- _Assignment_: Which lines of the records below contain the word "NTSC"? Copy each of them out.

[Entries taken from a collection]
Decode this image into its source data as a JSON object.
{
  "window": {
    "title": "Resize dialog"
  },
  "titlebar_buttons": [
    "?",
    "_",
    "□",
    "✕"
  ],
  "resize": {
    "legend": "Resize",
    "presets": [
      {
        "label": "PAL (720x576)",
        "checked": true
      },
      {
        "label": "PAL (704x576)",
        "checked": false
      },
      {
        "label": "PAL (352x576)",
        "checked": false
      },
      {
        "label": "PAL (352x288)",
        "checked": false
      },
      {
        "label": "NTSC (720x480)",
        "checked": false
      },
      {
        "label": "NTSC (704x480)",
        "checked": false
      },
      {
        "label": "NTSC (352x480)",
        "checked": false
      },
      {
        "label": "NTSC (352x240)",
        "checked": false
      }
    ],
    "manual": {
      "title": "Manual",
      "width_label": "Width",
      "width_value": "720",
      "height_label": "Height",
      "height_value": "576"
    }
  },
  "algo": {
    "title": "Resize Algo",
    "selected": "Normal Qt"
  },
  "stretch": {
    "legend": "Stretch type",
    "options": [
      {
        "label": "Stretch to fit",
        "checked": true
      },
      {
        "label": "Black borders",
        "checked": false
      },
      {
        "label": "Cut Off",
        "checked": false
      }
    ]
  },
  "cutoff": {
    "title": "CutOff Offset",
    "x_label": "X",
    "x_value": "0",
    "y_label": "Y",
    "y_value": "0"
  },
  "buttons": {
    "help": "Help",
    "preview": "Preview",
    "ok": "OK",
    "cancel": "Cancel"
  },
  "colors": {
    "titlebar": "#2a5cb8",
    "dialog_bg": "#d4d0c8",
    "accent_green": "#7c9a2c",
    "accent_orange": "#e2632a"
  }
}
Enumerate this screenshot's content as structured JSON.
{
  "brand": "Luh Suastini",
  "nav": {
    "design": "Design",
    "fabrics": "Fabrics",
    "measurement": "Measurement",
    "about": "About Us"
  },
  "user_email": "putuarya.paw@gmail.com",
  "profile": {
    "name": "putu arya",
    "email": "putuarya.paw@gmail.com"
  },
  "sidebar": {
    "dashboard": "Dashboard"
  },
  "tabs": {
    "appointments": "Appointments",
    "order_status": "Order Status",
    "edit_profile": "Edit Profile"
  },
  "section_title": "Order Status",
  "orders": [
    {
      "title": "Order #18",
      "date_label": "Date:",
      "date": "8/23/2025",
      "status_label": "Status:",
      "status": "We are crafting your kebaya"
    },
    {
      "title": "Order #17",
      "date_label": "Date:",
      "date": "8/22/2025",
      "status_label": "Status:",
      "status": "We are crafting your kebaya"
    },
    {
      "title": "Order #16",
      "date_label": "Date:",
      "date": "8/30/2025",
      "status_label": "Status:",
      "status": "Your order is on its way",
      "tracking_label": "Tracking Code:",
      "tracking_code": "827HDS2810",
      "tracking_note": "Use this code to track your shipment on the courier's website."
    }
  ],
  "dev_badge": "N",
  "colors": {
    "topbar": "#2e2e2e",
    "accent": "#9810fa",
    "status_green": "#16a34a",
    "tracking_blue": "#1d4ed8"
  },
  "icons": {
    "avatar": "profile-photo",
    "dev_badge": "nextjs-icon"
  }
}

- _Task output_:
        "label": "NTSC (720x480)",
        "label": "NTSC (704x480)",
        "label": "NTSC (352x480)",
        "label": "NTSC (352x240)",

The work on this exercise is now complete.